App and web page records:
_ _ _ _ _
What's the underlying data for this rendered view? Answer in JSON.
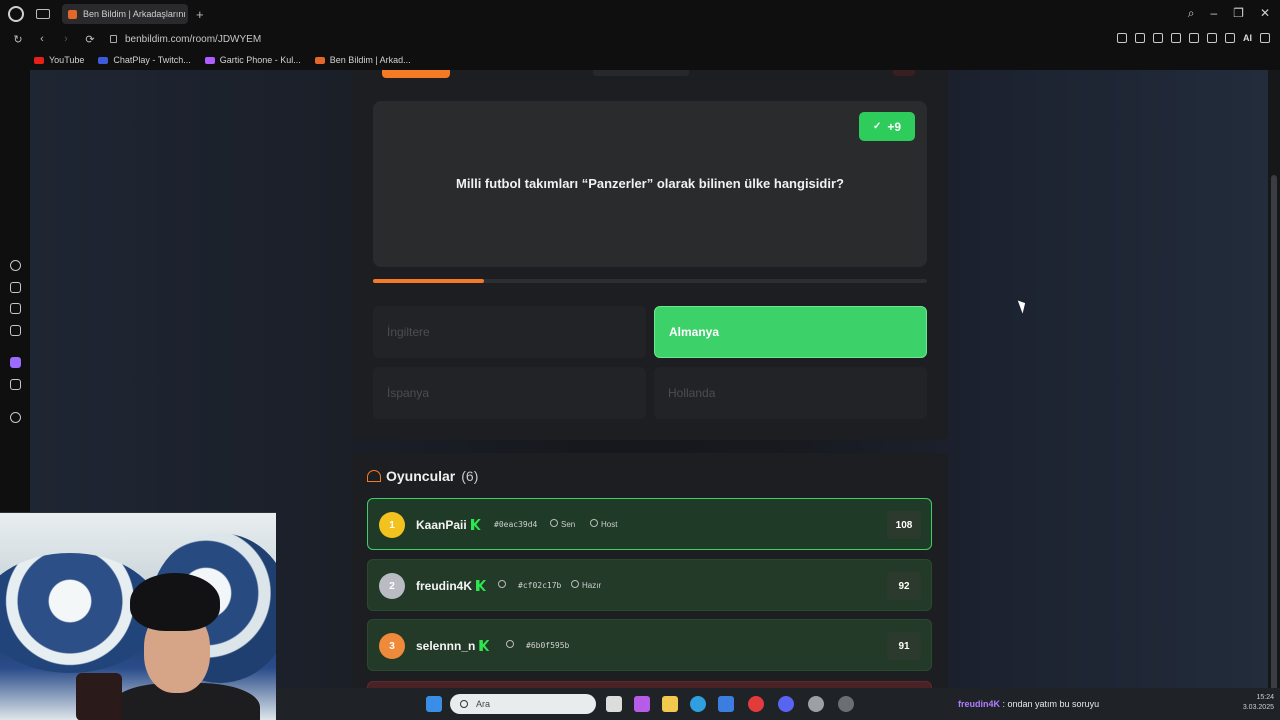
{
  "browser": {
    "tab_title": "Ben Bildim | Arkadaşlarını",
    "url": "benbildim.com/room/JDWYEM",
    "bookmarks": [
      {
        "label": "YouTube",
        "color": "#e62117"
      },
      {
        "label": "ChatPlay - Twitch...",
        "color": "#3b5bdb"
      },
      {
        "label": "Gartic Phone - Kul...",
        "color": "#b05cff"
      },
      {
        "label": "Ben Bildim | Arkad...",
        "color": "#e2672b"
      }
    ],
    "ai_label": "AI"
  },
  "question": {
    "points": "+9",
    "text": "Milli futbol takımları “Panzerler” olarak bilinen ülke hangisidir?",
    "timer_progress": 0.2
  },
  "answers": [
    {
      "label": "İngiltere",
      "state": "disabled"
    },
    {
      "label": "Almanya",
      "state": "correct"
    },
    {
      "label": "İspanya",
      "state": "disabled"
    },
    {
      "label": "Hollanda",
      "state": "disabled"
    }
  ],
  "players": {
    "title": "Oyuncular",
    "count": "(6)",
    "list": [
      {
        "rank": "1",
        "name": "KaanPaii",
        "id": "#0eac39d4",
        "tag1": "Sen",
        "tag2": "Host",
        "score": "108"
      },
      {
        "rank": "2",
        "name": "freudin4K",
        "id": "#cf02c17b",
        "tag1": "Hazır",
        "tag2": "",
        "score": "92"
      },
      {
        "rank": "3",
        "name": "selennn_n",
        "id": "#6b0f595b",
        "tag1": "",
        "tag2": "",
        "score": "91"
      }
    ]
  },
  "taskbar": {
    "search_placeholder": "Ara",
    "chat_user": "freudin4K",
    "chat_text": " : ondan yatım bu soruyu",
    "time": "15:24",
    "date": "3.03.2025"
  }
}
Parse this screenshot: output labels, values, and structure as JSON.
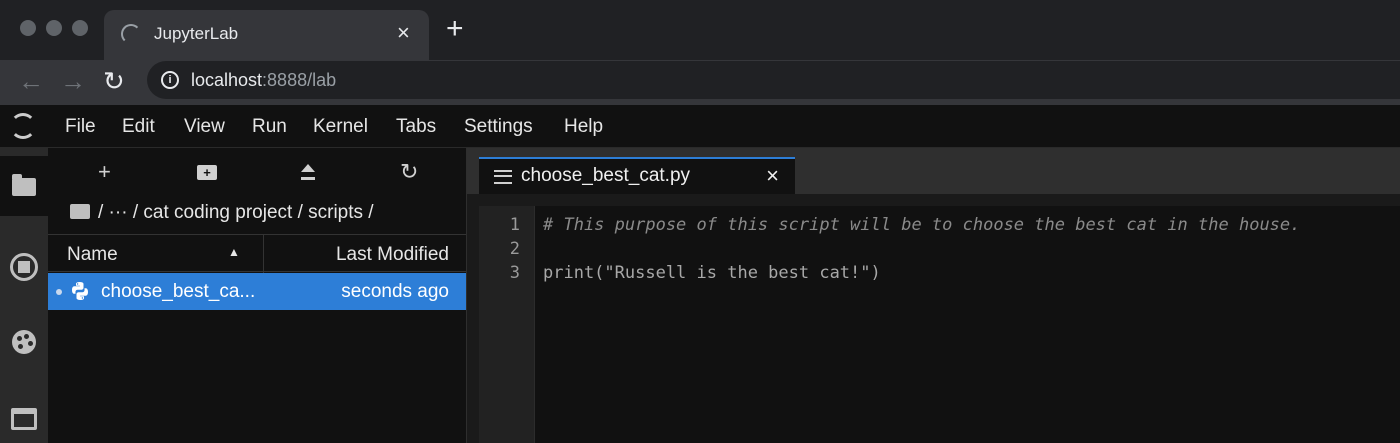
{
  "browser": {
    "tab_title": "JupyterLab",
    "new_tab_label": "+",
    "close_label": "×",
    "url_host": "localhost",
    "url_rest": ":8888/lab"
  },
  "menu": [
    "File",
    "Edit",
    "View",
    "Run",
    "Kernel",
    "Tabs",
    "Settings",
    "Help"
  ],
  "filebrowser": {
    "toolbar": {
      "new_launcher": "+",
      "refresh": "↻",
      "new_folder_glyph": "+"
    },
    "breadcrumb": "/ ··· / cat coding project / scripts /",
    "columns": {
      "name": "Name",
      "sort_indicator": "▲",
      "modified": "Last Modified"
    },
    "files": [
      {
        "name": "choose_best_ca...",
        "modified": "seconds ago"
      }
    ]
  },
  "editor": {
    "tab_label": "choose_best_cat.py",
    "close_label": "×",
    "line_numbers": [
      "1",
      "2",
      "3"
    ],
    "lines": [
      "# This purpose of this script will be to choose the best cat in the house.",
      "",
      "print(\"Russell is the best cat!\")"
    ]
  },
  "icons": {
    "activity": [
      "folder-icon",
      "running-icon",
      "palette-icon",
      "tabs-icon"
    ]
  },
  "colors": {
    "accent": "#2d7ed7",
    "background": "#111111"
  }
}
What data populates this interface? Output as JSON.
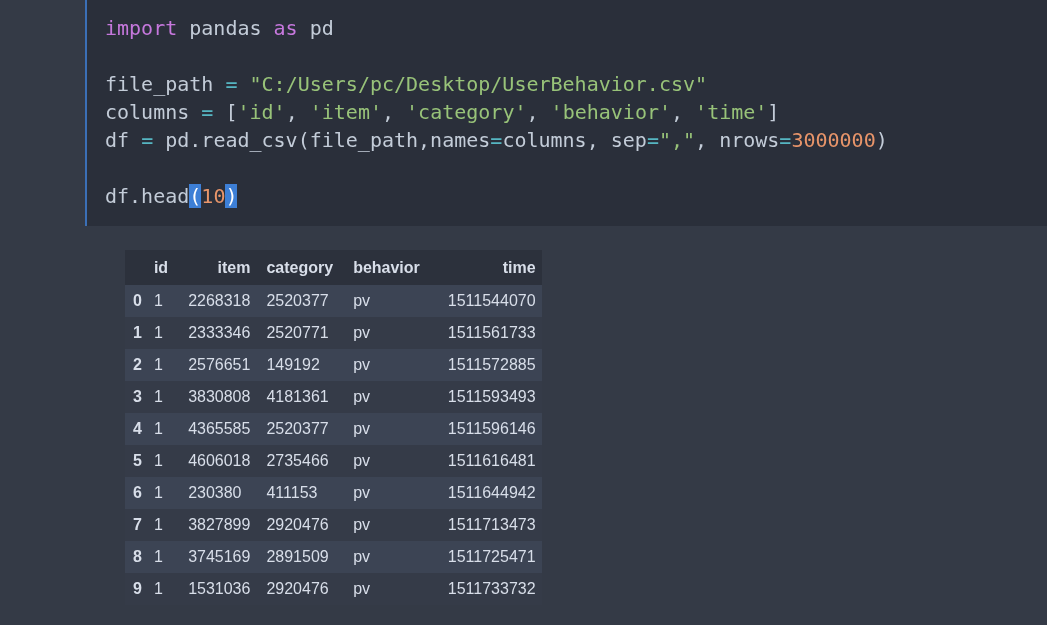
{
  "code_cell": {
    "blocks": [
      [
        {
          "tokens": [
            {
              "kind": "keyword",
              "text": "import"
            },
            {
              "kind": "plain",
              "text": " pandas "
            },
            {
              "kind": "keyword",
              "text": "as"
            },
            {
              "kind": "plain",
              "text": " pd"
            }
          ]
        }
      ],
      [
        {
          "tokens": [
            {
              "kind": "plain",
              "text": "file_path "
            },
            {
              "kind": "operator",
              "text": "="
            },
            {
              "kind": "string",
              "text": " \"C:/Users/pc/Desktop/UserBehavior.csv\""
            }
          ]
        },
        {
          "tokens": [
            {
              "kind": "plain",
              "text": "columns "
            },
            {
              "kind": "operator",
              "text": "="
            },
            {
              "kind": "plain",
              "text": " ["
            },
            {
              "kind": "string",
              "text": "'id'"
            },
            {
              "kind": "plain",
              "text": ", "
            },
            {
              "kind": "string",
              "text": "'item'"
            },
            {
              "kind": "plain",
              "text": ", "
            },
            {
              "kind": "string",
              "text": "'category'"
            },
            {
              "kind": "plain",
              "text": ", "
            },
            {
              "kind": "string",
              "text": "'behavior'"
            },
            {
              "kind": "plain",
              "text": ", "
            },
            {
              "kind": "string",
              "text": "'time'"
            },
            {
              "kind": "plain",
              "text": "]"
            }
          ]
        },
        {
          "tokens": [
            {
              "kind": "plain",
              "text": "df "
            },
            {
              "kind": "operator",
              "text": "="
            },
            {
              "kind": "plain",
              "text": " pd.read_csv(file_path,names"
            },
            {
              "kind": "operator",
              "text": "="
            },
            {
              "kind": "plain",
              "text": "columns, sep"
            },
            {
              "kind": "operator",
              "text": "="
            },
            {
              "kind": "string",
              "text": "\",\""
            },
            {
              "kind": "plain",
              "text": ", nrows"
            },
            {
              "kind": "operator",
              "text": "="
            },
            {
              "kind": "number",
              "text": "3000000"
            },
            {
              "kind": "plain",
              "text": ")"
            }
          ]
        }
      ],
      [
        {
          "tokens": [
            {
              "kind": "plain",
              "text": "df.head"
            },
            {
              "kind": "matched_bracket",
              "text": "("
            },
            {
              "kind": "number",
              "text": "10"
            },
            {
              "kind": "matched_bracket",
              "text": ")"
            }
          ]
        }
      ]
    ]
  },
  "output_table": {
    "columns": [
      "",
      "id",
      "item",
      "category",
      "behavior",
      "time"
    ],
    "rows": [
      [
        "0",
        "1",
        "2268318",
        "2520377",
        "pv",
        "1511544070"
      ],
      [
        "1",
        "1",
        "2333346",
        "2520771",
        "pv",
        "1511561733"
      ],
      [
        "2",
        "1",
        "2576651",
        "149192",
        "pv",
        "1511572885"
      ],
      [
        "3",
        "1",
        "3830808",
        "4181361",
        "pv",
        "1511593493"
      ],
      [
        "4",
        "1",
        "4365585",
        "2520377",
        "pv",
        "1511596146"
      ],
      [
        "5",
        "1",
        "4606018",
        "2735466",
        "pv",
        "1511616481"
      ],
      [
        "6",
        "1",
        "230380",
        "411153",
        "pv",
        "1511644942"
      ],
      [
        "7",
        "1",
        "3827899",
        "2920476",
        "pv",
        "1511713473"
      ],
      [
        "8",
        "1",
        "3745169",
        "2891509",
        "pv",
        "1511725471"
      ],
      [
        "9",
        "1",
        "1531036",
        "2920476",
        "pv",
        "1511733732"
      ]
    ]
  }
}
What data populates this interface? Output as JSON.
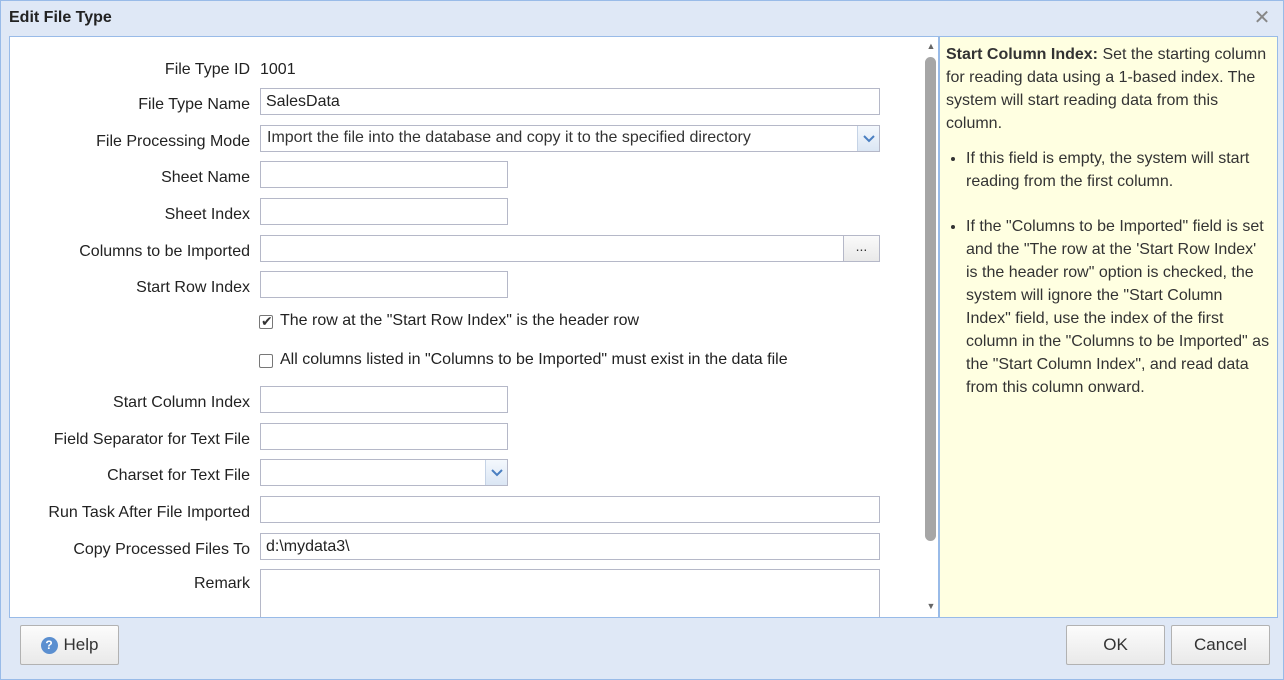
{
  "dialog": {
    "title": "Edit File Type",
    "close_glyph": "✕"
  },
  "form": {
    "file_type_id": {
      "label": "File Type ID",
      "value": "1001"
    },
    "file_type_name": {
      "label": "File Type Name",
      "value": "SalesData"
    },
    "file_processing_mode": {
      "label": "File Processing Mode",
      "value": "Import the file into the database and copy it to the specified directory"
    },
    "sheet_name": {
      "label": "Sheet Name",
      "value": ""
    },
    "sheet_index": {
      "label": "Sheet Index",
      "value": ""
    },
    "columns_to_import": {
      "label": "Columns to be Imported",
      "value": "",
      "browse_label": "..."
    },
    "start_row_index": {
      "label": "Start Row Index",
      "value": ""
    },
    "header_row_checkbox": {
      "label": "The row at the \"Start Row Index\" is the header row",
      "checked": true
    },
    "all_columns_checkbox": {
      "label": "All columns listed in \"Columns to be Imported\" must exist in the data file",
      "checked": false
    },
    "start_column_index": {
      "label": "Start Column Index",
      "value": ""
    },
    "field_separator": {
      "label": "Field Separator for Text File",
      "value": ""
    },
    "charset": {
      "label": "Charset for Text File",
      "value": ""
    },
    "run_task_after_import": {
      "label": "Run Task After File Imported",
      "value": ""
    },
    "copy_processed_to": {
      "label": "Copy Processed Files To",
      "value": "d:\\mydata3\\"
    },
    "remark": {
      "label": "Remark",
      "value": ""
    }
  },
  "help": {
    "title": "Start Column Index:",
    "intro": "Set the starting column for reading data using a 1-based index. The system will start reading data from this column.",
    "bullets": [
      "If this field is empty, the system will start reading from the first column.",
      "If the \"Columns to be Imported\" field is set and the \"The row at the 'Start Row Index' is the header row\" option is checked, the system will ignore the \"Start Column Index\" field, use the index of the first column in the \"Columns to be Imported\" as the \"Start Column Index\", and read data from this column onward."
    ]
  },
  "footer": {
    "help_label": "Help",
    "ok_label": "OK",
    "cancel_label": "Cancel"
  },
  "icons": {
    "help": "help-circle-icon",
    "close": "close-icon",
    "dropdown": "chevron-down-icon",
    "checkbox_tick": "checkmark-icon"
  },
  "colors": {
    "dialog_background": "#dfe8f6",
    "border": "#99bbe8",
    "help_panel_background": "#ffffe1",
    "help_icon": "#5b8fd0"
  }
}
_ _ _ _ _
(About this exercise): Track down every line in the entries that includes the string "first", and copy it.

(Task output):
      "If this field is empty, the system will start reading from the first column.",
      "If the \"Columns to be Imported\" field is set and the \"The row at the 'Start Row Index' is the header row\" option is checked, the system will ignore the \"Start Column Index\" field, use the index of the first column in the \"Columns to be Imported\" as the \"Start Column Index\", and read data from this column onward."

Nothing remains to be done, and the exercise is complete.